The officer was flagged down by the owner, who said he was about to call police on the men. The officer found the men “quickly walking to an upstairs room,” and then found them in the room. The officer also found marijuana and “a spoon with residue, and a used hypodermic needle,” as well as “steel wool, commonly used as a filter for narcotic smoking pipes.” Both men were arrested, etc.

Accident: A Hinesville woman reported around 8 a.m. June 24 she was driving north on Highway 17 near I-95 behind a log truck when it “came to an abrupt stop at the intersection” and she hit it, then it kept going. Her vehicle “incurred substantial damage to its front driver-side bumper, grill and wheel well,” and some other minor damage.

The woman described the truck but officers couldn’t find it.

Wanted person: Officers were sent to a Highway 17 motel around 4:20 p.m. June 24 regarding “unwanted subjects on the property,” a report said.

The manager told police “she attempted to speak with the occupant of (the room), in reference to payment. (She) stated (the woman) began using vulgar language so she called for law enforcement assistance,” the report said. “(The manager) said she wanted (the woman) to leave her property and advised never to return.”

Police went to the room and the woman answered, and said the issue was “over a fee payment of $10 for her dog’s stay. (She) expressed she completed payment via an online service for her stay.”
The manager said she would return the woman’s money and didn’t want her or her guest, a man, on the property. The officer told the woman that. At the same time, they ran a check on the woman through the Georgia Crime Information Center and found she was wanted in Chatham County. Chatham County wanted a hold put on the woman, so she was arrested.

Suspended license: An officer reported June 24 he was about to turn off Highway 144 west when a car pulled out in front of him and almost hit him. The officer pulled the car over and talked to the driver, who had a Florida license.

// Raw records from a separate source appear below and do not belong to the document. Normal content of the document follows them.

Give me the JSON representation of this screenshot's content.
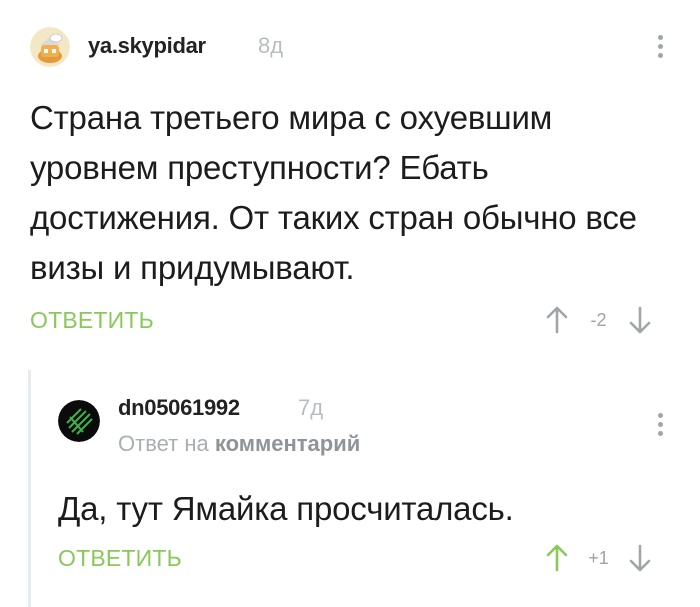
{
  "comments": [
    {
      "username": "ya.skypidar",
      "time": "8д",
      "text": "Страна третьего мира с охуевшим уровнем преступности? Ебать достижения. От таких стран обычно все визы и придумывают.",
      "reply_label": "ОТВЕТИТЬ",
      "rating": "-2",
      "upvoted": false
    },
    {
      "username": "dn05061992",
      "time": "7д",
      "reply_prefix": "Ответ на",
      "reply_target": "комментарий",
      "text": "Да, тут Ямайка просчиталась.",
      "reply_label": "ОТВЕТИТЬ",
      "rating": "+1",
      "upvoted": true
    }
  ],
  "colors": {
    "accent_green": "#8ac858",
    "arrow_gray": "#a0a5aa",
    "thread_line": "#e8ebee"
  },
  "icons": {
    "more": "vertical-dots-icon",
    "upvote": "arrow-up-icon",
    "downvote": "arrow-down-icon"
  }
}
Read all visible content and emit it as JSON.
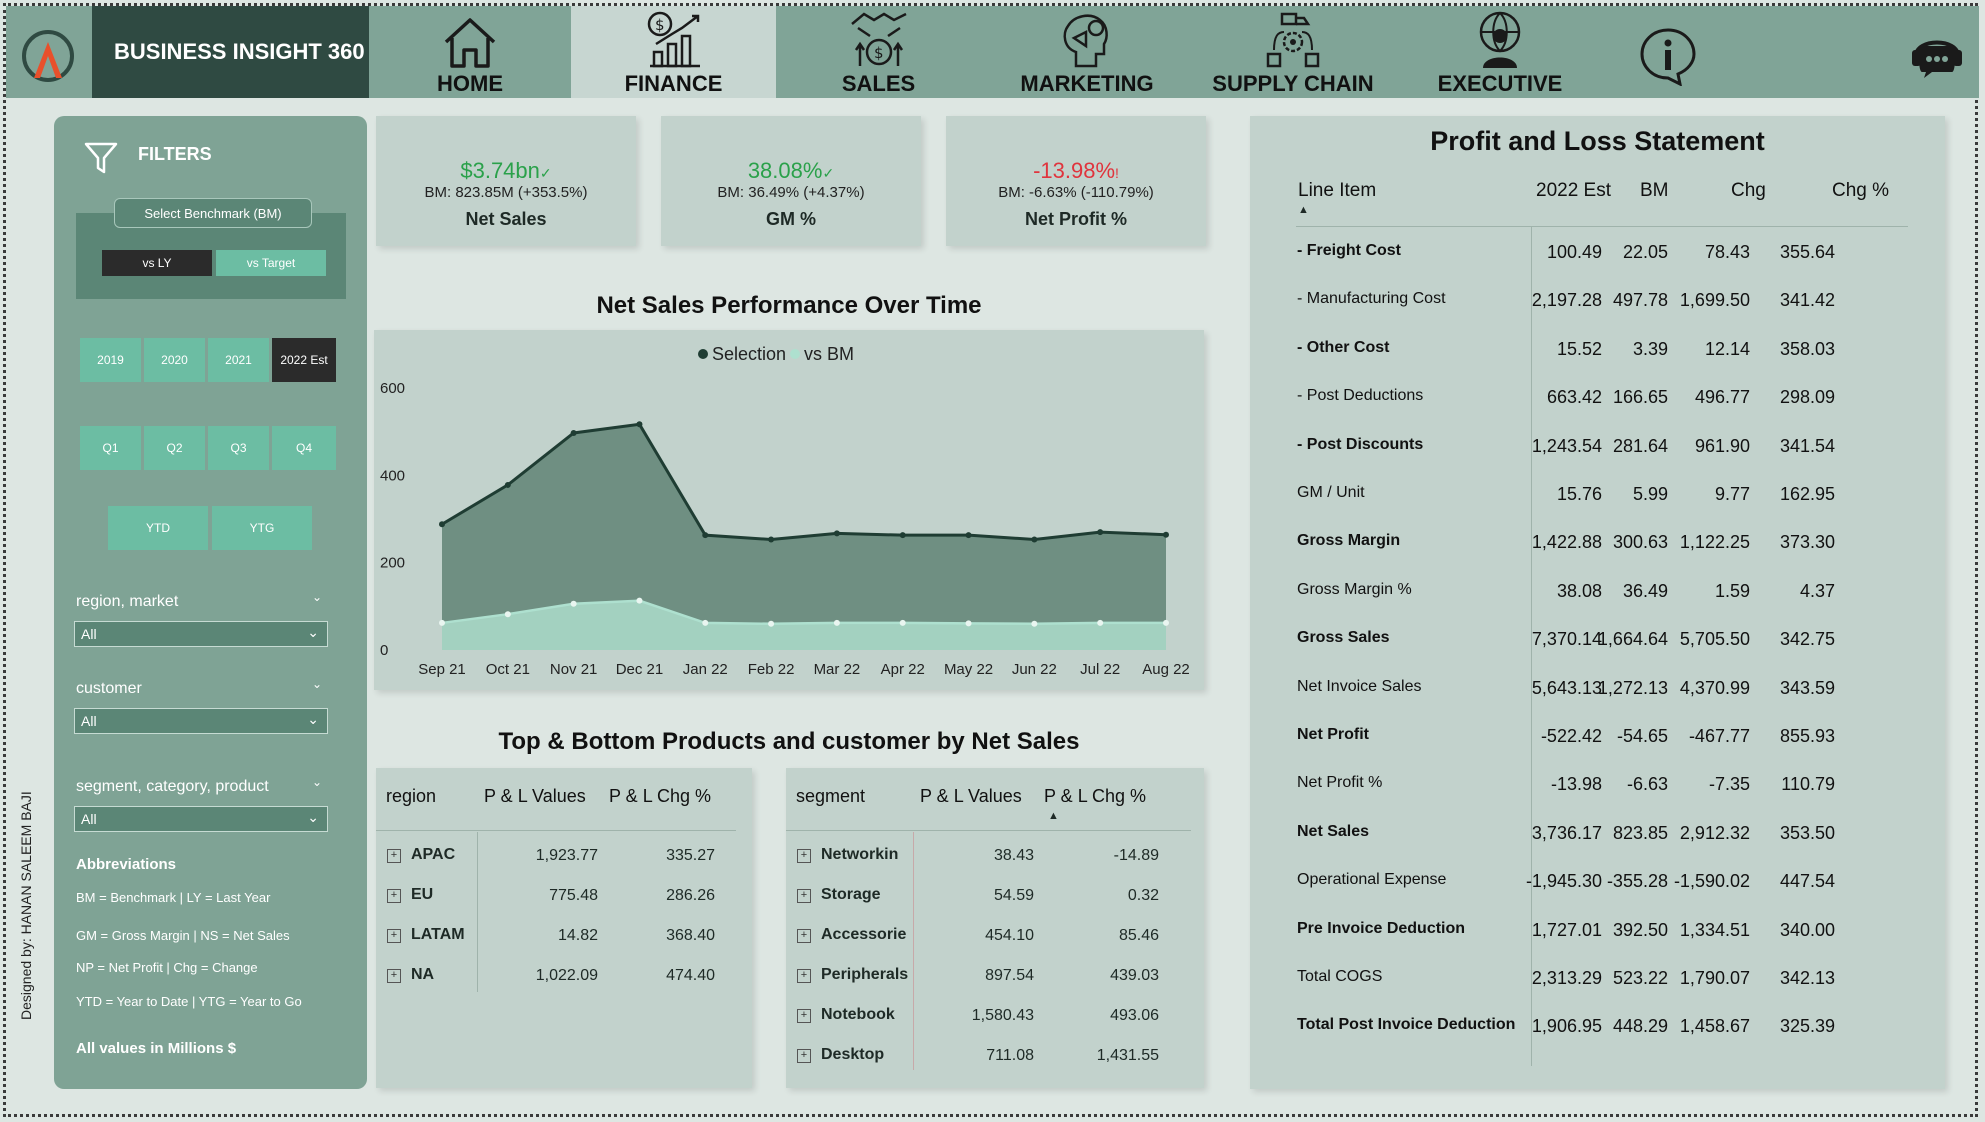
{
  "app": {
    "brand": "BUSINESS INSIGHT 360"
  },
  "nav": [
    {
      "label": "HOME",
      "icon": "home-icon",
      "active": false
    },
    {
      "label": "FINANCE",
      "icon": "finance-icon",
      "active": true
    },
    {
      "label": "SALES",
      "icon": "sales-icon",
      "active": false
    },
    {
      "label": "MARKETING",
      "icon": "marketing-icon",
      "active": false
    },
    {
      "label": "SUPPLY CHAIN",
      "icon": "supply-chain-icon",
      "active": false
    },
    {
      "label": "EXECUTIVE",
      "icon": "executive-icon",
      "active": false
    }
  ],
  "filters": {
    "title": "FILTERS",
    "benchmark_label": "Select Benchmark (BM)",
    "vs_ly": "vs LY",
    "vs_target": "vs Target",
    "years": [
      "2019",
      "2020",
      "2021",
      "2022 Est"
    ],
    "selected_year": "2022 Est",
    "quarters": [
      "Q1",
      "Q2",
      "Q3",
      "Q4"
    ],
    "ytd": "YTD",
    "ytg": "YTG",
    "region_label": "region, market",
    "region_value": "All",
    "customer_label": "customer",
    "customer_value": "All",
    "segment_label": "segment, category, product",
    "segment_value": "All",
    "abbr_title": "Abbreviations",
    "abbr": [
      "BM = Benchmark | LY = Last Year",
      "GM = Gross Margin | NS = Net Sales",
      "NP = Net Profit | Chg = Change",
      "YTD = Year to Date | YTG = Year to Go"
    ],
    "note": "All values in Millions $",
    "designer": "Designed by: HANAN SALEEM BAJI"
  },
  "kpis": [
    {
      "value": "$3.74bn",
      "mark": "✓",
      "bm": "BM: 823.85M (+353.5%)",
      "name": "Net Sales",
      "status": "pos"
    },
    {
      "value": "38.08%",
      "mark": "✓",
      "bm": "BM: 36.49% (+4.37%)",
      "name": "GM %",
      "status": "pos"
    },
    {
      "value": "-13.98%",
      "mark": "!",
      "bm": "BM: -6.63% (-110.79%)",
      "name": "Net Profit %",
      "status": "neg"
    }
  ],
  "chart_data": {
    "type": "area",
    "title": "Net Sales Performance Over Time",
    "categories": [
      "Sep 21",
      "Oct 21",
      "Nov 21",
      "Dec 21",
      "Jan 22",
      "Feb 22",
      "Mar 22",
      "Apr 22",
      "May 22",
      "Jun 22",
      "Jul 22",
      "Aug 22"
    ],
    "series": [
      {
        "name": "Selection",
        "color": "#1f3d33",
        "values": [
          288,
          378,
          497,
          517,
          263,
          253,
          267,
          263,
          263,
          253,
          270,
          264
        ]
      },
      {
        "name": "vs BM",
        "color": "#aee0cf",
        "values": [
          62,
          82,
          106,
          113,
          62,
          60,
          62,
          62,
          61,
          60,
          62,
          62
        ]
      }
    ],
    "yticks": [
      0,
      200,
      400,
      600
    ],
    "ylim": [
      0,
      600
    ],
    "legend": "top-center"
  },
  "products_title": "Top & Bottom Products and customer by Net Sales",
  "region_table": {
    "headers": [
      "region",
      "P & L Values",
      "P & L Chg %"
    ],
    "rows": [
      [
        "APAC",
        "1,923.77",
        "335.27"
      ],
      [
        "EU",
        "775.48",
        "286.26"
      ],
      [
        "LATAM",
        "14.82",
        "368.40"
      ],
      [
        "NA",
        "1,022.09",
        "474.40"
      ]
    ]
  },
  "segment_table": {
    "headers": [
      "segment",
      "P & L Values",
      "P & L Chg %"
    ],
    "rows": [
      [
        "Networkin",
        "38.43",
        "-14.89"
      ],
      [
        "Storage",
        "54.59",
        "0.32"
      ],
      [
        "Accessorie",
        "454.10",
        "85.46"
      ],
      [
        "Peripherals",
        "897.54",
        "439.03"
      ],
      [
        "Notebook",
        "1,580.43",
        "493.06"
      ],
      [
        "Desktop",
        "711.08",
        "1,431.55"
      ]
    ]
  },
  "pnl": {
    "title": "Profit and Loss Statement",
    "headers": [
      "Line Item",
      "2022 Est",
      "BM",
      "Chg",
      "Chg %"
    ],
    "rows": [
      {
        "item": "- Freight Cost",
        "bold": true,
        "v": [
          "100.49",
          "22.05",
          "78.43",
          "355.64"
        ]
      },
      {
        "item": "- Manufacturing Cost",
        "bold": false,
        "v": [
          "2,197.28",
          "497.78",
          "1,699.50",
          "341.42"
        ]
      },
      {
        "item": "- Other Cost",
        "bold": true,
        "v": [
          "15.52",
          "3.39",
          "12.14",
          "358.03"
        ]
      },
      {
        "item": "- Post Deductions",
        "bold": false,
        "v": [
          "663.42",
          "166.65",
          "496.77",
          "298.09"
        ]
      },
      {
        "item": "- Post Discounts",
        "bold": true,
        "v": [
          "1,243.54",
          "281.64",
          "961.90",
          "341.54"
        ]
      },
      {
        "item": "GM / Unit",
        "bold": false,
        "v": [
          "15.76",
          "5.99",
          "9.77",
          "162.95"
        ]
      },
      {
        "item": "Gross Margin",
        "bold": true,
        "v": [
          "1,422.88",
          "300.63",
          "1,122.25",
          "373.30"
        ]
      },
      {
        "item": "Gross Margin %",
        "bold": false,
        "v": [
          "38.08",
          "36.49",
          "1.59",
          "4.37"
        ]
      },
      {
        "item": "Gross Sales",
        "bold": true,
        "v": [
          "7,370.14",
          "1,664.64",
          "5,705.50",
          "342.75"
        ]
      },
      {
        "item": "Net Invoice Sales",
        "bold": false,
        "v": [
          "5,643.13",
          "1,272.13",
          "4,370.99",
          "343.59"
        ]
      },
      {
        "item": "Net Profit",
        "bold": true,
        "v": [
          "-522.42",
          "-54.65",
          "-467.77",
          "855.93"
        ]
      },
      {
        "item": "Net Profit %",
        "bold": false,
        "v": [
          "-13.98",
          "-6.63",
          "-7.35",
          "110.79"
        ]
      },
      {
        "item": "Net Sales",
        "bold": true,
        "v": [
          "3,736.17",
          "823.85",
          "2,912.32",
          "353.50"
        ]
      },
      {
        "item": "Operational Expense",
        "bold": false,
        "v": [
          "-1,945.30",
          "-355.28",
          "-1,590.02",
          "447.54"
        ]
      },
      {
        "item": "Pre Invoice Deduction",
        "bold": true,
        "v": [
          "1,727.01",
          "392.50",
          "1,334.51",
          "340.00"
        ]
      },
      {
        "item": "Total COGS",
        "bold": false,
        "v": [
          "2,313.29",
          "523.22",
          "1,790.07",
          "342.13"
        ]
      },
      {
        "item": "Total Post Invoice Deduction",
        "bold": true,
        "v": [
          "1,906.95",
          "448.29",
          "1,458.67",
          "325.39"
        ]
      }
    ]
  }
}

A check showed it was suspended for failing to appear in court back in October 2018. The man was arrested. 

Sign up for our E-Newsletters